(Exercise)
Determine which lines of the records include the word "Salary", and copy them.

[Page and application data records]

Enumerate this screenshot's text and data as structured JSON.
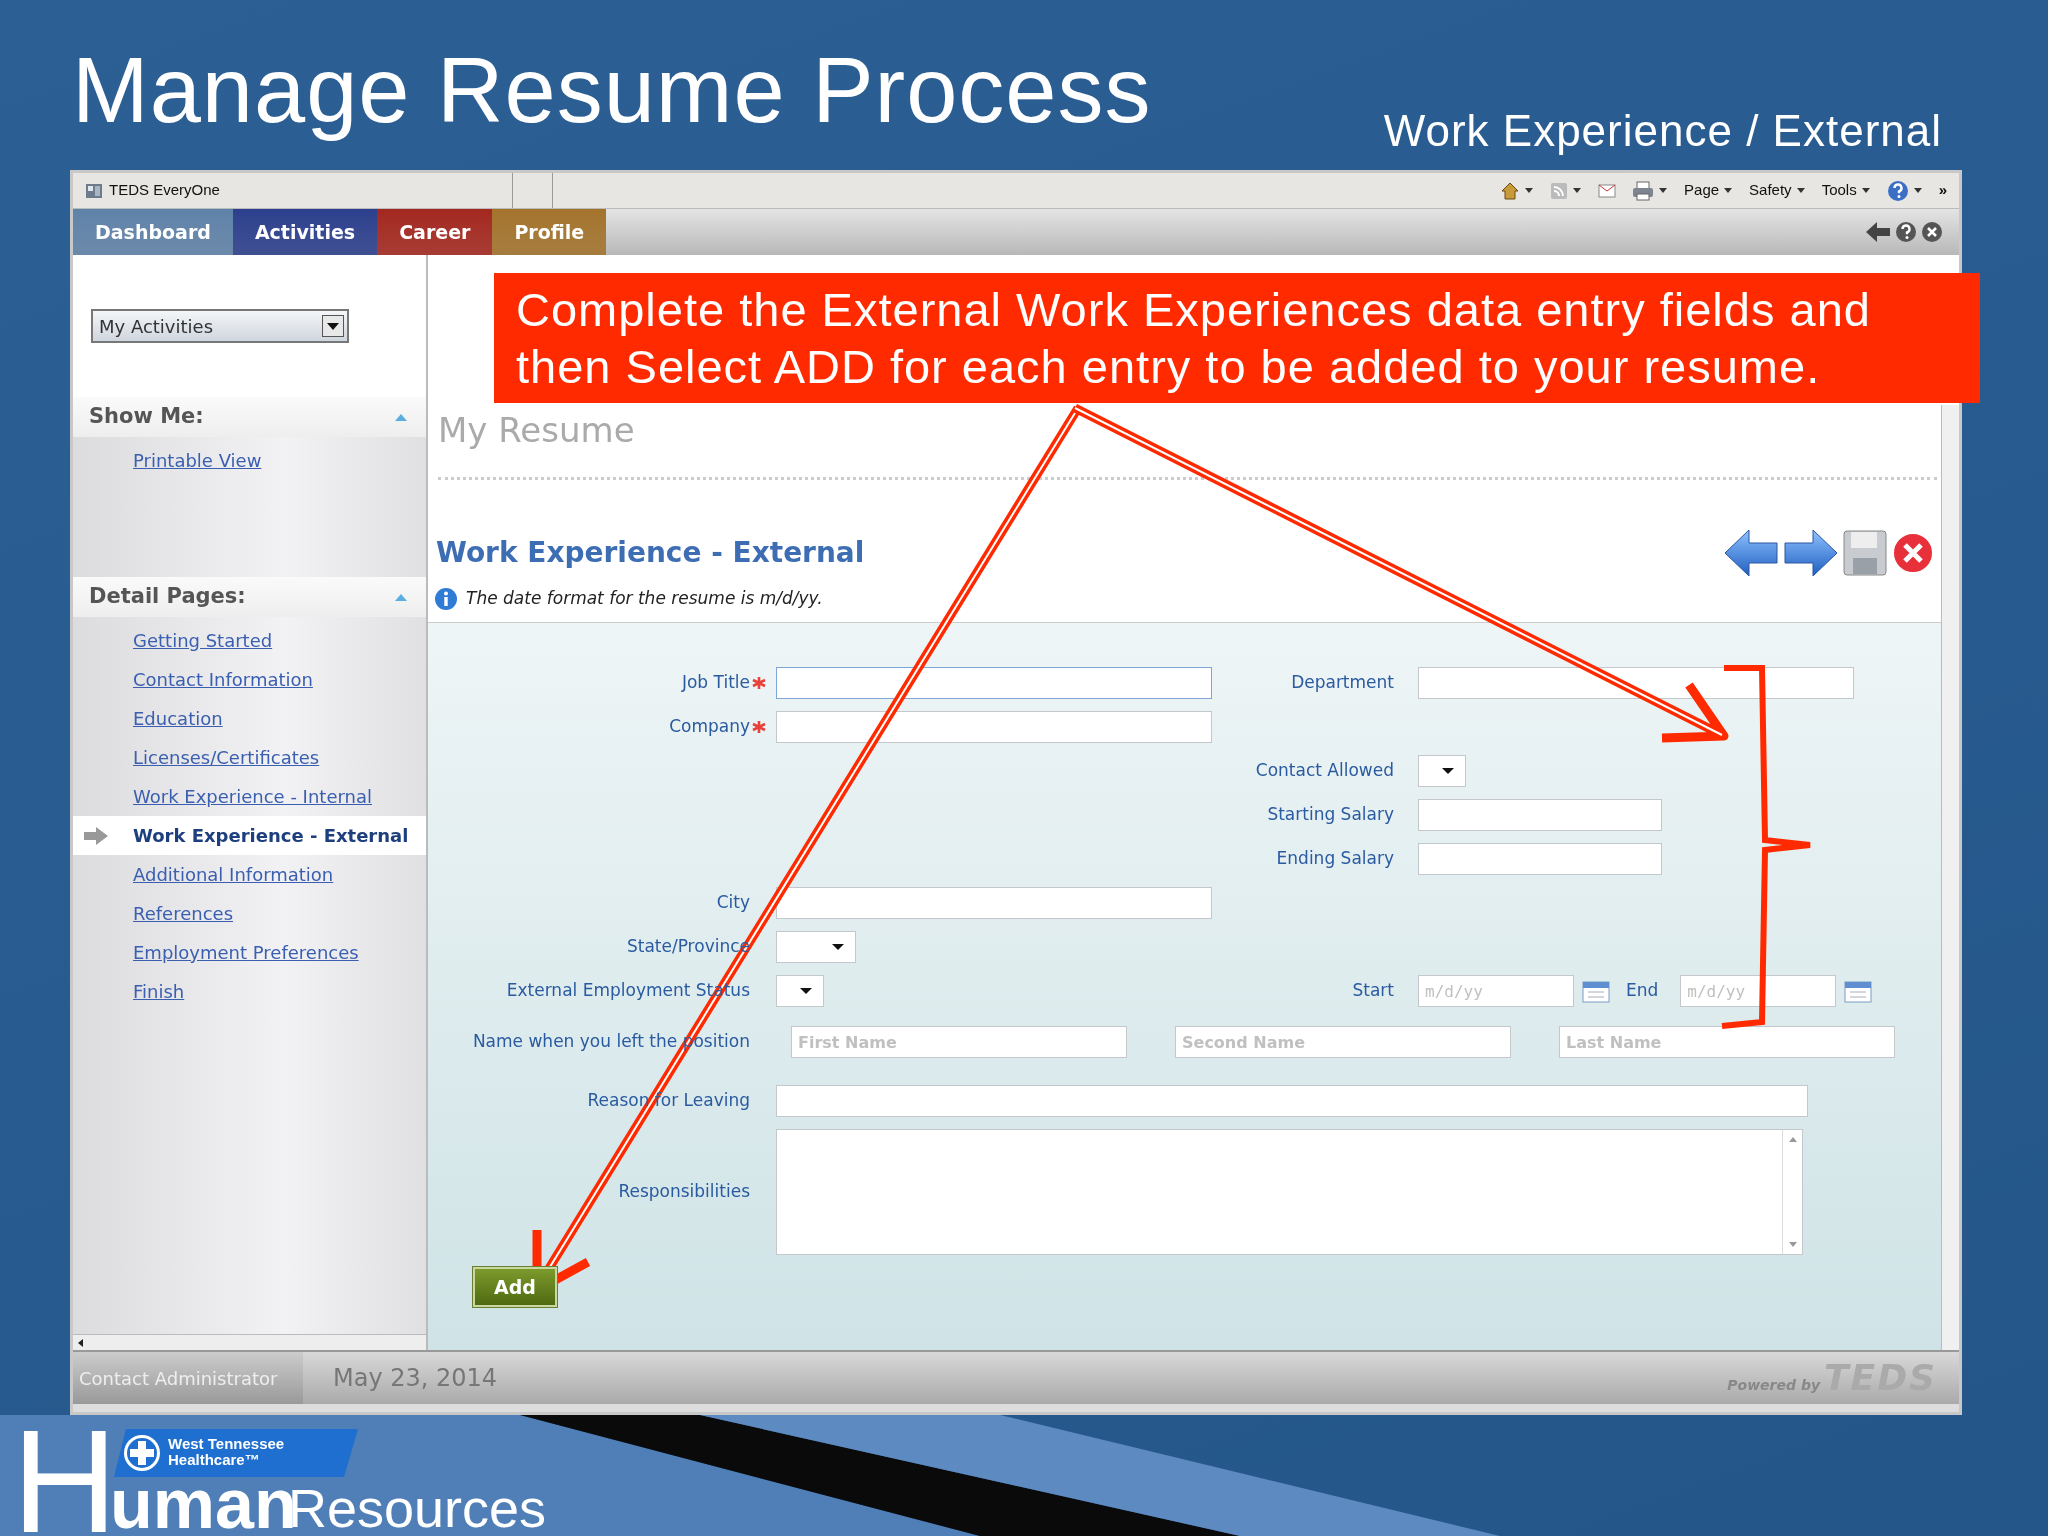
{
  "slide": {
    "title": "Manage Resume Process",
    "subtitle": "Work Experience / External"
  },
  "browser": {
    "tab_title": "TEDS EveryOne",
    "menus": [
      "Page",
      "Safety",
      "Tools"
    ],
    "overflow": "»"
  },
  "nav_tabs": [
    {
      "label": "Dashboard",
      "color": "#5f82a8"
    },
    {
      "label": "Activities",
      "color": "#2c3f8c"
    },
    {
      "label": "Career",
      "color": "#a3281f"
    },
    {
      "label": "Profile",
      "color": "#a3732c"
    }
  ],
  "activities_select": {
    "value": "My Activities"
  },
  "sidebar": [
    {
      "title": "Show Me:",
      "expanded": true,
      "items": [
        {
          "label": "Printable View",
          "selected": false
        }
      ]
    },
    {
      "title": "Detail Pages:",
      "expanded": true,
      "items": [
        {
          "label": "Getting Started",
          "selected": false
        },
        {
          "label": "Contact Information",
          "selected": false
        },
        {
          "label": "Education",
          "selected": false
        },
        {
          "label": "Licenses/Certificates",
          "selected": false
        },
        {
          "label": "Work Experience - Internal",
          "selected": false
        },
        {
          "label": "Work Experience - External",
          "selected": true
        },
        {
          "label": "Additional Information",
          "selected": false
        },
        {
          "label": "References",
          "selected": false
        },
        {
          "label": "Employment Preferences",
          "selected": false
        },
        {
          "label": "Finish",
          "selected": false
        }
      ]
    }
  ],
  "page": {
    "title": "My Resume",
    "section_title": "Work Experience - External",
    "info": "The date format for the resume is m/d/yy."
  },
  "form": [
    {
      "left": {
        "kind": "text",
        "label": "Job Title",
        "required": true,
        "focused": true
      },
      "right": {
        "kind": "text",
        "label": "Department",
        "focused": false
      }
    },
    {
      "left": {
        "kind": "text",
        "label": "Company",
        "required": true,
        "focused": false
      }
    },
    {
      "right": {
        "kind": "select",
        "label": "Contact Allowed"
      }
    },
    {
      "right": {
        "kind": "short",
        "label": "Starting Salary",
        "focused": false
      }
    },
    {
      "right": {
        "kind": "short",
        "label": "Ending Salary",
        "focused": false
      }
    },
    {
      "left": {
        "kind": "text",
        "label": "City",
        "required": false,
        "focused": false
      }
    },
    {
      "left": {
        "kind": "select",
        "label": "State/Province",
        "required": false
      }
    },
    {
      "left": {
        "kind": "select_small",
        "label": "External Employment Status",
        "required": false
      },
      "right": {
        "kind": "dates",
        "label": "Start",
        "placeholder": "m/d/yy",
        "end_label": "End",
        "end_placeholder": "m/d/yy"
      }
    },
    {
      "left": {
        "kind": "names",
        "label": "Name when you left the position",
        "required": false,
        "placeholders": [
          "First Name",
          "Second Name",
          "Last Name"
        ]
      }
    },
    {
      "left": {
        "kind": "wide",
        "label": "Reason for Leaving",
        "required": false,
        "focused": false
      }
    },
    {
      "left": {
        "kind": "textarea",
        "label": "Responsibilities",
        "required": false
      }
    }
  ],
  "add_button": "Add",
  "footer": {
    "contact": "Contact Administrator",
    "date": "May 23, 2014",
    "powered_by": "Powered by",
    "brand": "TEDS"
  },
  "callout": "Complete the External Work Experiences data entry fields and then Select ADD for each entry to be added to your resume.",
  "branding": {
    "initial": "H",
    "rest": "uman",
    "word": "Resources",
    "badge_line1": "West Tennessee",
    "badge_line2": "Healthcare™"
  }
}
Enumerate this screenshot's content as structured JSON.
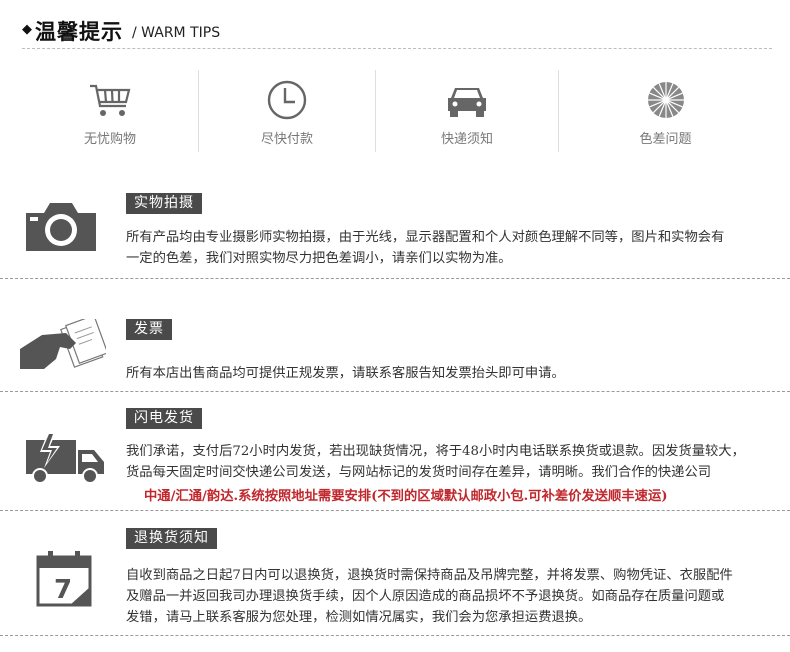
{
  "header": {
    "title_cn": "温馨提示",
    "title_en": "/ WARM TIPS"
  },
  "tips": [
    {
      "label": "无忧购物",
      "icon": "shopping-cart-icon"
    },
    {
      "label": "尽快付款",
      "icon": "clock-icon"
    },
    {
      "label": "快递须知",
      "icon": "car-icon"
    },
    {
      "label": "色差问题",
      "icon": "color-wheel-icon"
    }
  ],
  "sections": {
    "photo": {
      "tag": "实物拍摄",
      "line1": "所有产品均由专业摄影师实物拍摄，由于光线，显示器配置和个人对颜色理解不同等，图片和实物会有",
      "line2": "一定的色差，我们对照实物尽力把色差调小，请亲们以实物为准。"
    },
    "invoice": {
      "tag": "发票",
      "line1": "所有本店出售商品均可提供正规发票，请联系客服告知发票抬头即可申请。"
    },
    "shipping": {
      "tag": "闪电发货",
      "line1": "我们承诺，支付后72小时内发货，若出现缺货情况，将于48小时内电话联系换货或退款。因发货量较大，",
      "line2": "货品每天固定时间交快递公司发送，与网站标记的发货时间存在差异，请明晰。我们合作的快递公司",
      "red": "中通/汇通/韵达.系统按照地址需要安排(不到的区域默认邮政小包.可补差价发送顺丰速运)"
    },
    "returns": {
      "tag": "退换货须知",
      "calendar_number": "7",
      "line1": "自收到商品之日起7日内可以退换货，退换货时需保持商品及吊牌完整，并将发票、购物凭证、衣服配件",
      "line2": "及赠品一并返回我司办理退换货手续，因个人原因造成的商品损坏不予退换货。如商品存在质量问题或",
      "line3": "发错，请马上联系客服为您处理，检测如情况属实，我们会为您承担运费退换。"
    }
  }
}
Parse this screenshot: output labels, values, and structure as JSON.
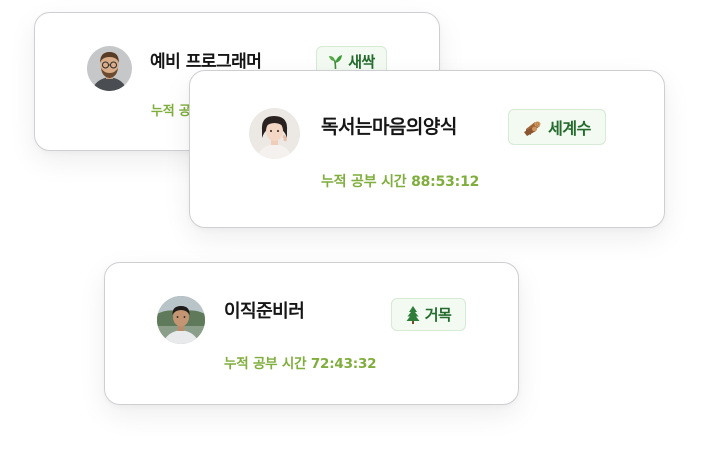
{
  "cards": [
    {
      "name": "예비 프로그래머",
      "badge": {
        "label": "새싹",
        "icon": "sprout-icon"
      },
      "study_time": "누적 공부 시간"
    },
    {
      "name": "독서는마음의양식",
      "badge": {
        "label": "세계수",
        "icon": "wood-log-icon"
      },
      "study_time": "누적 공부 시간 88:53:12"
    },
    {
      "name": "이직준비러",
      "badge": {
        "label": "거목",
        "icon": "pine-tree-icon"
      },
      "study_time": "누적 공부 시간 72:43:32"
    }
  ],
  "colors": {
    "time_text": "#7fae3c",
    "badge_text": "#256b2e",
    "badge_bg": "#f2faf2",
    "card_border": "#cfcfd3"
  }
}
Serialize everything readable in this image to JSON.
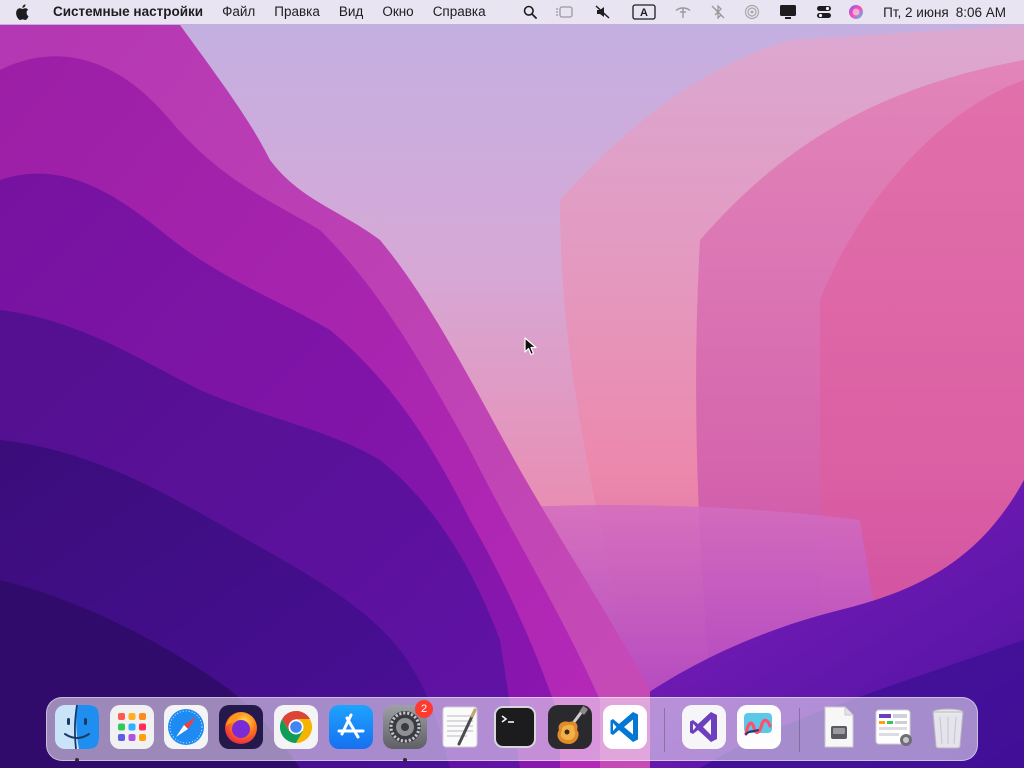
{
  "menubar": {
    "app_name": "Системные настройки",
    "menus": [
      "Файл",
      "Правка",
      "Вид",
      "Окно",
      "Справка"
    ],
    "input_source": "A",
    "date": "Пт, 2 июня",
    "time": "8:06 AM"
  },
  "dock": {
    "system_settings_badge": "2"
  },
  "colors": {
    "badge": "#ff3b30",
    "vscode_blue": "#0078d4",
    "visual_studio_purple": "#6d3fc0"
  }
}
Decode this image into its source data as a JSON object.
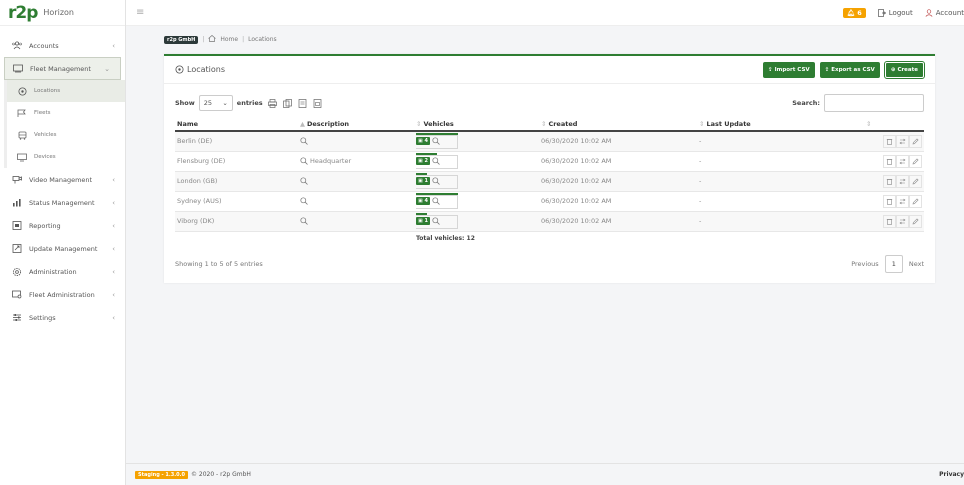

(Output of the exercise)
        "label": "Starting Salary",
        "label": "Ending Salary",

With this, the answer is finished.